---- Recorded information

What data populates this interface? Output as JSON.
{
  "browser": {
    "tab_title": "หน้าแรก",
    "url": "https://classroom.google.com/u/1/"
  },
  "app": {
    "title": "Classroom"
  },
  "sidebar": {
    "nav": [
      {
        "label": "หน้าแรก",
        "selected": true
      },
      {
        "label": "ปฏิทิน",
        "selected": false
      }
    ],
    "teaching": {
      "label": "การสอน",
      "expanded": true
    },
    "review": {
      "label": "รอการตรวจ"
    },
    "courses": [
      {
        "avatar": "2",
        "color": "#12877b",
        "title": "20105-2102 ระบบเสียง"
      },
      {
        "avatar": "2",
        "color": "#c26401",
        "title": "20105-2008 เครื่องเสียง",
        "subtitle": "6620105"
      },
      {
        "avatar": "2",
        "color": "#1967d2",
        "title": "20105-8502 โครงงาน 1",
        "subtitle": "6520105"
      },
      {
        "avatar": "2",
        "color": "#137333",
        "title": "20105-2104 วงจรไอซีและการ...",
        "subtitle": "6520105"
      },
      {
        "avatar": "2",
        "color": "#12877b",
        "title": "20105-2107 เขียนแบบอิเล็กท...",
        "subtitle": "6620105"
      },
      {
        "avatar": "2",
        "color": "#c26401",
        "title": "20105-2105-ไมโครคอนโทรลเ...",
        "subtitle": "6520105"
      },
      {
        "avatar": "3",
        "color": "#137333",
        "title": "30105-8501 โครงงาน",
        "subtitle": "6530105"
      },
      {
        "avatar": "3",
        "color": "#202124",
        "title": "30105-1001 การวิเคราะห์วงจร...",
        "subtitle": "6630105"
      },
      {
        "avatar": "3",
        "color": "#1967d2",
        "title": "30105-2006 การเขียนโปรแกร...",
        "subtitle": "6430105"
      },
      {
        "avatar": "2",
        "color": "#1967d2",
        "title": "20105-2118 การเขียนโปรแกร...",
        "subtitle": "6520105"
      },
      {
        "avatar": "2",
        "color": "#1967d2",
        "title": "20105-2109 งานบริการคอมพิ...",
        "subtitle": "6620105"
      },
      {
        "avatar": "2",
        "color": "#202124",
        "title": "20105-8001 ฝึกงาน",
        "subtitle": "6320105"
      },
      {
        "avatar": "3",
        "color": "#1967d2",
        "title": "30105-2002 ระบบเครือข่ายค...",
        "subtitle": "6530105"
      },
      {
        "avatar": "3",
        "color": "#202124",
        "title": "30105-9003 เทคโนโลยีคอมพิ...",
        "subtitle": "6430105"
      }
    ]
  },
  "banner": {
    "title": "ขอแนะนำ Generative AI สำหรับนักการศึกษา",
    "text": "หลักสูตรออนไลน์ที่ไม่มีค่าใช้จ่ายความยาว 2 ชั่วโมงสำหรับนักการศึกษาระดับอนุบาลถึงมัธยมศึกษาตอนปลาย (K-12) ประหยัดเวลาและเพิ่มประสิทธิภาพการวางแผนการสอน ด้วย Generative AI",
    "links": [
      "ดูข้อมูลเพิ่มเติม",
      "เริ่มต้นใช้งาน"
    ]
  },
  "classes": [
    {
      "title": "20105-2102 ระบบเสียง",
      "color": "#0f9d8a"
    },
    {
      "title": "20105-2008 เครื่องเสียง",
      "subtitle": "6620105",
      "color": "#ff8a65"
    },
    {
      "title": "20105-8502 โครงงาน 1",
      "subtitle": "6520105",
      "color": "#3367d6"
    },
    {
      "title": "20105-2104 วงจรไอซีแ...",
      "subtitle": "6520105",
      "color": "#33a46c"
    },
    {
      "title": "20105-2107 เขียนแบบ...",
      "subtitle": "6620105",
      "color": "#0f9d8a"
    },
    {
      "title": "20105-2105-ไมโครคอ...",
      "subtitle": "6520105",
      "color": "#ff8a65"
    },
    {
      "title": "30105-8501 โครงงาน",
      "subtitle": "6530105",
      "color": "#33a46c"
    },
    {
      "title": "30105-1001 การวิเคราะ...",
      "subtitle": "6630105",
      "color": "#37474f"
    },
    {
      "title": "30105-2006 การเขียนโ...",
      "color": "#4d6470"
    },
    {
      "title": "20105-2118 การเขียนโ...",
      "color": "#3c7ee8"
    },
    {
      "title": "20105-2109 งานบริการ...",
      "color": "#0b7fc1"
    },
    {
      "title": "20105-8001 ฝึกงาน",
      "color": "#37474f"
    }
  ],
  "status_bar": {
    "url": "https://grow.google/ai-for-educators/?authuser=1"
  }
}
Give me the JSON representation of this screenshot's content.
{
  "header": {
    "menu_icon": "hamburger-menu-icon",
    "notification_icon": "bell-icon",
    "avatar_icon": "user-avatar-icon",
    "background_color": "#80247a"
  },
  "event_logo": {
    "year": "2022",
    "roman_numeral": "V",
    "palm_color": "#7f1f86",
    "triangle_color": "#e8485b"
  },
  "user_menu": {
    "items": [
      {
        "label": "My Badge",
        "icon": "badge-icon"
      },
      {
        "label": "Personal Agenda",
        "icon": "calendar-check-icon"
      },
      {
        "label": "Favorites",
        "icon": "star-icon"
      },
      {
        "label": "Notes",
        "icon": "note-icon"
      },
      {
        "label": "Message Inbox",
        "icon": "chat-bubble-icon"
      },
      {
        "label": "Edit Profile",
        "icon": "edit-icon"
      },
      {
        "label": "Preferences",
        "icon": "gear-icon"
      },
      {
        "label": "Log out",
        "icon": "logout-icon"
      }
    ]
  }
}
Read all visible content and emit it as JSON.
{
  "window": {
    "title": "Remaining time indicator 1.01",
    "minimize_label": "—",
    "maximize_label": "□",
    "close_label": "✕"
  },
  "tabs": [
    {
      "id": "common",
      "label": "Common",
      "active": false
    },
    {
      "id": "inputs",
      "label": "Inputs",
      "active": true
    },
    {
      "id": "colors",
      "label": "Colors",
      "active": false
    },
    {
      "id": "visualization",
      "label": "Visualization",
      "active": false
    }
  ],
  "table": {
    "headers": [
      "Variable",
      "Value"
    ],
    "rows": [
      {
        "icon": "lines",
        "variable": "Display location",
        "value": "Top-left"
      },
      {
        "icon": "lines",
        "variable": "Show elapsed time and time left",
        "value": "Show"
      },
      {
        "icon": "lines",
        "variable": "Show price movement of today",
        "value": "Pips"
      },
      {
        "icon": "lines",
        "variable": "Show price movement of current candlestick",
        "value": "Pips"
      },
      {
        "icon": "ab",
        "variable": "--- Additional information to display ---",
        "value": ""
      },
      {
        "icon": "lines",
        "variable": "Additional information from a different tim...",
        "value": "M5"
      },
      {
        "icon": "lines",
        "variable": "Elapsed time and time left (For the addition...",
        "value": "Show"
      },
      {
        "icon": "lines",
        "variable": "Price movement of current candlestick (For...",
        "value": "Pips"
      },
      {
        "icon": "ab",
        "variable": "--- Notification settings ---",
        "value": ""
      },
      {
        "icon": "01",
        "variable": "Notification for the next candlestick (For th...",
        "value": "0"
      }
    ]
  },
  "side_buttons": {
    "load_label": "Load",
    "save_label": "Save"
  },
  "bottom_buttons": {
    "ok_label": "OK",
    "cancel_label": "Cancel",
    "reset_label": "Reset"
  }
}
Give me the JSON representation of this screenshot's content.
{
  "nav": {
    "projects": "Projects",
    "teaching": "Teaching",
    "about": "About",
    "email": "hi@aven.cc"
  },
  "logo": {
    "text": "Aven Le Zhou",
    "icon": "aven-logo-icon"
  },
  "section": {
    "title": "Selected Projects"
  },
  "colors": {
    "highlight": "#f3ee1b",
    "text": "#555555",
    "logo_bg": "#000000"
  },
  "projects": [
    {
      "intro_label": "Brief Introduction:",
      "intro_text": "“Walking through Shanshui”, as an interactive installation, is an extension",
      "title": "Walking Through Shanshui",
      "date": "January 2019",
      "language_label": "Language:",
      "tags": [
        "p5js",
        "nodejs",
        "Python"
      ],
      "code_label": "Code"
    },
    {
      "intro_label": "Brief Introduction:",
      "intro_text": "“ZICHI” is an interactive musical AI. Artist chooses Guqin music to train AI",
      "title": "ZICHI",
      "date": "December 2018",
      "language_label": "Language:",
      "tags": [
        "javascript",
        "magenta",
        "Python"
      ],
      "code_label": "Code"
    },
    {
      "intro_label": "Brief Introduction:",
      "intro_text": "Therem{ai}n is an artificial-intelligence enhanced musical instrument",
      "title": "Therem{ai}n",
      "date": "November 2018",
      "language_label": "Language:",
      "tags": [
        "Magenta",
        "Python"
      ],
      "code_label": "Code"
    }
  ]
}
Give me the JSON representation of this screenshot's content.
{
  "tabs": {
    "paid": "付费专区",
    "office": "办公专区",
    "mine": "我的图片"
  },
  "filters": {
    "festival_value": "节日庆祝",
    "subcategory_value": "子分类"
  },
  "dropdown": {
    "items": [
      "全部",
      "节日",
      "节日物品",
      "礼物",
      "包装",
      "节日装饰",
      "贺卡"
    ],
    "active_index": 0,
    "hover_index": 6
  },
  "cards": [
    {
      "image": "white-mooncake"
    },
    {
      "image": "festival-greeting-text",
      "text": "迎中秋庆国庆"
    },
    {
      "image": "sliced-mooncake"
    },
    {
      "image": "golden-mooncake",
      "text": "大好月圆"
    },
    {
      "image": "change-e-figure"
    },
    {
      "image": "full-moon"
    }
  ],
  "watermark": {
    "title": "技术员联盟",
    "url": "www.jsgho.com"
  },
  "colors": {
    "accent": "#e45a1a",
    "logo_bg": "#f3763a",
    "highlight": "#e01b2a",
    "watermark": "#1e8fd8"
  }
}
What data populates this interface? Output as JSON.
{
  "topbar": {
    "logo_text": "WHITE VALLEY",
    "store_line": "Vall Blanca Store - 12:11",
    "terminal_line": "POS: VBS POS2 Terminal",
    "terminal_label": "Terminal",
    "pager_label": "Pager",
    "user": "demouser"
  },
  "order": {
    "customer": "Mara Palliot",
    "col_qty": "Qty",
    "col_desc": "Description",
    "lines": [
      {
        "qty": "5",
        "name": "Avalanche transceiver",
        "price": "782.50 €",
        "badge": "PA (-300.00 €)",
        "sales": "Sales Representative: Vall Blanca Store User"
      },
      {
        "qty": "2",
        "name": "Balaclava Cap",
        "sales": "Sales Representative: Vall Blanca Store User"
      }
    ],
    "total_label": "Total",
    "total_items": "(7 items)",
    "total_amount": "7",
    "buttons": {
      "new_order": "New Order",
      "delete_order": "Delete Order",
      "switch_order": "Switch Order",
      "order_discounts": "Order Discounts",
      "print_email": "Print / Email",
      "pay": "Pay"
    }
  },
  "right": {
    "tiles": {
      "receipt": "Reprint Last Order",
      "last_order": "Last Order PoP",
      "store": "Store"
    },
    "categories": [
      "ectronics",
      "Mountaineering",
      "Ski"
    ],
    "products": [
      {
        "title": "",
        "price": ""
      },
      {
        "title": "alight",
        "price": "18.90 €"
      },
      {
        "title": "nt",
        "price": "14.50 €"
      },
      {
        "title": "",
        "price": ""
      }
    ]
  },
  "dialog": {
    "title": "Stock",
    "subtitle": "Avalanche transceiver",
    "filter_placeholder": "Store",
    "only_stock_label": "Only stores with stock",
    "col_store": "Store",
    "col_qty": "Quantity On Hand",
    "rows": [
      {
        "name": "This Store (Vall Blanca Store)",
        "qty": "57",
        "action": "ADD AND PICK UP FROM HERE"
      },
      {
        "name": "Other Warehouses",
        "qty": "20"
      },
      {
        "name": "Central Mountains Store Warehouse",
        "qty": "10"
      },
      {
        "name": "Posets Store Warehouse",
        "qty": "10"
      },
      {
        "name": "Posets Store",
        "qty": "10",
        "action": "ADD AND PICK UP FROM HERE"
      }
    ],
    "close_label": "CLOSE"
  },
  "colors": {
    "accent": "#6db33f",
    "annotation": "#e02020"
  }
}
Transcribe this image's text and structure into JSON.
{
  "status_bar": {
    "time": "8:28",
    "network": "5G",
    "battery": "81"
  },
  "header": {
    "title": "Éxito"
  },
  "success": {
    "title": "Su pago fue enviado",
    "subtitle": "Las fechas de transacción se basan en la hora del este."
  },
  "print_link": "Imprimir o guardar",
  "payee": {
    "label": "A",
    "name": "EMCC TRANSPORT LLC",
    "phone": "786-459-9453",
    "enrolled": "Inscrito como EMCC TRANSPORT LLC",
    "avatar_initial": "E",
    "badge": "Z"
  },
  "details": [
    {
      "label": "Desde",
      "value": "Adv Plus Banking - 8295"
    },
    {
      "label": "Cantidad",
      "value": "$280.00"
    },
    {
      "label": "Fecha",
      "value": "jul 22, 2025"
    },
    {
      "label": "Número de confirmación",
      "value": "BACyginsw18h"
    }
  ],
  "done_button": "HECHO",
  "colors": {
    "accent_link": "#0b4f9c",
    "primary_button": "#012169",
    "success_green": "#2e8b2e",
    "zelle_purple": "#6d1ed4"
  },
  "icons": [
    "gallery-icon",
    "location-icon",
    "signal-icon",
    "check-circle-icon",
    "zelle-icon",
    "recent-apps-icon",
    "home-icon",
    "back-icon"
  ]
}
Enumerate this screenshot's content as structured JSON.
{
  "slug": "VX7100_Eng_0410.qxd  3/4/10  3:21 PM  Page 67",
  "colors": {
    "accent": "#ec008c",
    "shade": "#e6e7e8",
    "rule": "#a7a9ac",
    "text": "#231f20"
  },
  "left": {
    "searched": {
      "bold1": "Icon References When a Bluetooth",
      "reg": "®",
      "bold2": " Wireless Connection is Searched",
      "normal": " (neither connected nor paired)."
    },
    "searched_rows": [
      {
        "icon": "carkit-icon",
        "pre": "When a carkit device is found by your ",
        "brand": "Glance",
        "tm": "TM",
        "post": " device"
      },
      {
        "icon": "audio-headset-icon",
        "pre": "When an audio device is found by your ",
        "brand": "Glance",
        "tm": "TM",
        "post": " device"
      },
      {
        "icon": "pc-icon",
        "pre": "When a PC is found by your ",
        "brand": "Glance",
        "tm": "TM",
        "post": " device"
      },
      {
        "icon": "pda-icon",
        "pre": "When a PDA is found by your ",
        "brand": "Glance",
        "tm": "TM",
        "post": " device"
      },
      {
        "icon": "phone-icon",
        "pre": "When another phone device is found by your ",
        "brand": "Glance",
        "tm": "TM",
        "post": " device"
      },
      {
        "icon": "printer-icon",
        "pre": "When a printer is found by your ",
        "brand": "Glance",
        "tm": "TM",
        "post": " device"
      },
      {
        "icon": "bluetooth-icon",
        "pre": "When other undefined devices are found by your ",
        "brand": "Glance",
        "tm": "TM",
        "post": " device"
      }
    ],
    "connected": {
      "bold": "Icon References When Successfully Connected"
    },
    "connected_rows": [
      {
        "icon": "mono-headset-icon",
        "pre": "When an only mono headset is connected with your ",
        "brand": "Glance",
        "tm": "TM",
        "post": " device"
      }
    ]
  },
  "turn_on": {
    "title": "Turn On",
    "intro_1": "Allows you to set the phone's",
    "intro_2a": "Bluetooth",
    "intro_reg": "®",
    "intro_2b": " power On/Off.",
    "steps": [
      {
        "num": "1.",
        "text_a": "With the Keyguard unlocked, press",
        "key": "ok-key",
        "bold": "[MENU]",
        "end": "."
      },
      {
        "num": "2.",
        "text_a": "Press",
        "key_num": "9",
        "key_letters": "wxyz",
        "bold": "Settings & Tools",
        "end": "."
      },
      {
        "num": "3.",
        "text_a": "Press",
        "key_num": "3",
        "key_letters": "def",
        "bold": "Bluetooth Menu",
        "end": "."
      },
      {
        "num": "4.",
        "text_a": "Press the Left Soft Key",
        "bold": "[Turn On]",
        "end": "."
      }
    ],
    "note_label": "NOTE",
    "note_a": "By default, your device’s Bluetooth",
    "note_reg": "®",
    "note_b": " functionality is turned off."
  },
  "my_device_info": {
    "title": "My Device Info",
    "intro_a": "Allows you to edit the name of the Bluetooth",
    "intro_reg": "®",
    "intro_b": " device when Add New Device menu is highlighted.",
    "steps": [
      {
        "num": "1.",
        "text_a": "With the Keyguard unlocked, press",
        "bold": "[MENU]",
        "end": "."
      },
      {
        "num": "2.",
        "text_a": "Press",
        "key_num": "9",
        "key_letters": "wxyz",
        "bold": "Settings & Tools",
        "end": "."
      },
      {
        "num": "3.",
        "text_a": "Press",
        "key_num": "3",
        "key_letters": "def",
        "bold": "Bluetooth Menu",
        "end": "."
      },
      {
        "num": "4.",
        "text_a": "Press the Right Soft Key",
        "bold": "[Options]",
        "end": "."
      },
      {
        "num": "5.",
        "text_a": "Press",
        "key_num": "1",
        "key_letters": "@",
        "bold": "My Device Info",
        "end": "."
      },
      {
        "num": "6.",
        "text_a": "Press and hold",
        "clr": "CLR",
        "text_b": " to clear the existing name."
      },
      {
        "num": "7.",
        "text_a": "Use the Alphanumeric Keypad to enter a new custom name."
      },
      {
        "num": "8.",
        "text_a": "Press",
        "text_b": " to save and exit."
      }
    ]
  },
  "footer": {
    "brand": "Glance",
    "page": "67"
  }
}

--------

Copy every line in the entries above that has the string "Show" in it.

Finished exercise:
        "variable": "Show elapsed time and time left",
        "value": "Show"
        "variable": "Show price movement of today",
        "variable": "Show price movement of current candlestick",
        "value": "Show"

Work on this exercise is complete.